Never in recent memory has one chief executive done so much to help stem an international financial meltdown. While the markets are still reeling in the week after Bear Stearns announced it was on the brink of bankruptcy because of a perilous cash squeeze, things could have been much, much worse if Jamie Dimon had not stepped forward.
The JP Morgan chief executive made sure very little daylight dawned between news of Bears’ collapse and news that Morgan would be bailing out the troubled investment bank at the request of the Federal Reserve and the Treasury Department. We hope other CEO’s are taking notes. With the markets on edge, now is the time for leadership and taking responsibility, not running scared, circling the wagons or making excuses.
Mr. Dimon showed incredible insight and resourcefulness at lightning speed. He did both the right thing—he stepped in and helped stem the economy’s slide—and the savvy thing: JP Morgan is getting Bear Stearns’ human capital; its client list; its expertise in the prime brokerage business; and its $1 billion Madison Avenue tower, all for the stunningly low price $270 million, or $2 a share.
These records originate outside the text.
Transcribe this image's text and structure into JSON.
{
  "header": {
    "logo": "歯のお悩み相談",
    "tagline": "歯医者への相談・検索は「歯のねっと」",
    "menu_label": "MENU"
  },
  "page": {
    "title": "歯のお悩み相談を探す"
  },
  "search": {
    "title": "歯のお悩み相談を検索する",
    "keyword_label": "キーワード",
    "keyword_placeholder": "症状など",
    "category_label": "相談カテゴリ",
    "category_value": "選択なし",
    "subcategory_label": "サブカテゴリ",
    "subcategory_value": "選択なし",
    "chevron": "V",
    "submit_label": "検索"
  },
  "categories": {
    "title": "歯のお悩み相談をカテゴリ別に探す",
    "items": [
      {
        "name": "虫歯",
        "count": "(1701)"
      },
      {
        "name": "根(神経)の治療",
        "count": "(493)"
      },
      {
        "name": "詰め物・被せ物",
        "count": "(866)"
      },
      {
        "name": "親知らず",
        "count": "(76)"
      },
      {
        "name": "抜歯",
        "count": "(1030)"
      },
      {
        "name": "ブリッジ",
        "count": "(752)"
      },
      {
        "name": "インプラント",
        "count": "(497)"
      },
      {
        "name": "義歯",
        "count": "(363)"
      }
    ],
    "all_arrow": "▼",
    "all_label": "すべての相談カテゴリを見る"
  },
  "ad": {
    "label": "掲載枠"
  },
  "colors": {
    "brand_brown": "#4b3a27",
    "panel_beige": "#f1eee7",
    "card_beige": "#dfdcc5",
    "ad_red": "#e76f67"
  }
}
But anyone who watches Wall Street knows Mr. Dimon did not swoop in out of egotism or purely to make a buck. As The New York Times noted, Bear Stearns’ balance sheet is “packed with financial land mines.” While the Fed will do what it can to prevent Morgan from getting unduly hammered by Bears’ massive trading obligations, Mr. Dimon and his colleagues have some white-knuckle days ahead of them. That he willingly assumed this risk shows true character and a concern for the health of the economy beyond the interests of his own firm. It’s been a long time since the label “financial statesman” fit so well.
Mr. Dimon’s moment in the sun did not come about by chance: From the instant he took the reins at Morgan in 2005, he began preparing for the possibility of tough times, by aggressively cutting costs and updating technologies. Unlike many of its peers, Morgan escaped with barely a scratch from the subprime mortgage crisis. All of which left the bank strong enough to make the only serious offer for Bear Sterns.
A kid from Bayside, Queens, who was famously tossed overboard at Citigroup by his mentor Sandy Weill, Jamie Dimon has emerged as the city’s leading corporate citizen. He demonstrates the leadership that this city needs if it is to continue to be a global financial capital. New York has continually shown its capacity to absorb shocks, from the decline of the stock market on Black Monday in 1987 and the recession of the early 1990’s to the terrorist attacks of Sept 11. Each rebound was driven by individuals, not institutions.
The next several weeks may very well separate those CEO’s who deserve the title from those who are flukes.